Cell Host & Microbe  (IF21.023),  Pub Date : 2021-08-27, DOI: 10.1016/j.chom.2021.08.001
Ana Montalban-Arques, Egle Katkeviciute, Philipp Busenhart, Anna Bircher, Jakob Wirbel, Georg Zeller, Yasser Morsy, Lubor Borsig, Jesus F. Glaus Garzon, Anne Müller, Isabelle C. Arnold, Mariela Artola-Boran, Michael Krauthammer, Anna Sintsova, Nicola Zamboni, Gabriel E. Leventhal, Laura Berchtold, Tomas de Wouters, Michael Scharl

Despite overall success, T cell checkpoint inhibitors for cancer treatment are still only efficient in a minority of patients.
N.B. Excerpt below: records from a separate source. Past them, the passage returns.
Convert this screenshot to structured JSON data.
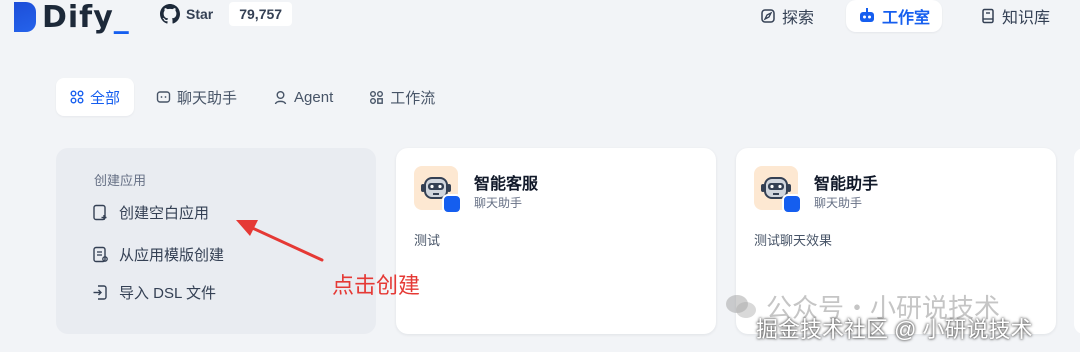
{
  "header": {
    "brand": "Dify",
    "github": {
      "label": "Star",
      "count": "79,757"
    },
    "nav": [
      {
        "label": "探索",
        "icon": "compass-icon"
      },
      {
        "label": "工作室",
        "icon": "robot-icon"
      },
      {
        "label": "知识库",
        "icon": "book-icon"
      }
    ]
  },
  "tabs": [
    {
      "label": "全部",
      "icon": "grid-icon",
      "active": true
    },
    {
      "label": "聊天助手",
      "icon": "chat-icon"
    },
    {
      "label": "Agent",
      "icon": "agent-icon"
    },
    {
      "label": "工作流",
      "icon": "workflow-icon"
    }
  ],
  "create": {
    "title": "创建应用",
    "items": [
      "创建空白应用",
      "从应用模版创建",
      "导入 DSL 文件"
    ]
  },
  "apps": [
    {
      "name": "智能客服",
      "type": "聊天助手",
      "desc": "测试"
    },
    {
      "name": "智能助手",
      "type": "聊天助手",
      "desc": "测试聊天效果"
    }
  ],
  "annotation": "点击创建",
  "watermark": {
    "line1": "公众号・小研说技术",
    "line2": "掘金技术社区 @ 小研说技术"
  },
  "colors": {
    "accent": "#155eef",
    "annotation": "#e53935",
    "background": "#f2f4f7"
  }
}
Recently, intestinal microbiota was found to critically modulate anti-cancer immunity and therapy response. Here, we identify Clostridiales members of the gut microbiota associated with a lower tumor burden in mouse models of colorectal cancer (CRC). Interestingly, these commensal species are also significantly reduced in CRC patients compared with healthy controls. Oral application of a mix of four Clostridiales strains (CC4) in mice prevented and even successfully treated CRC as stand-alone therapy. This effect depended on intratumoral infiltration and activation of CD8+ T cells. Single application of Roseburia intestinalis or Anaerostipes caccae was even more effective than CC4. In a direct comparison, the CC4 mix supplementation outperformed anti-PD-1 therapy in mouse models of CRC and melanoma. Our findings provide a strong preclinical foundation for exploring gut bacteria as novel stand-alone therapy against solid tumors.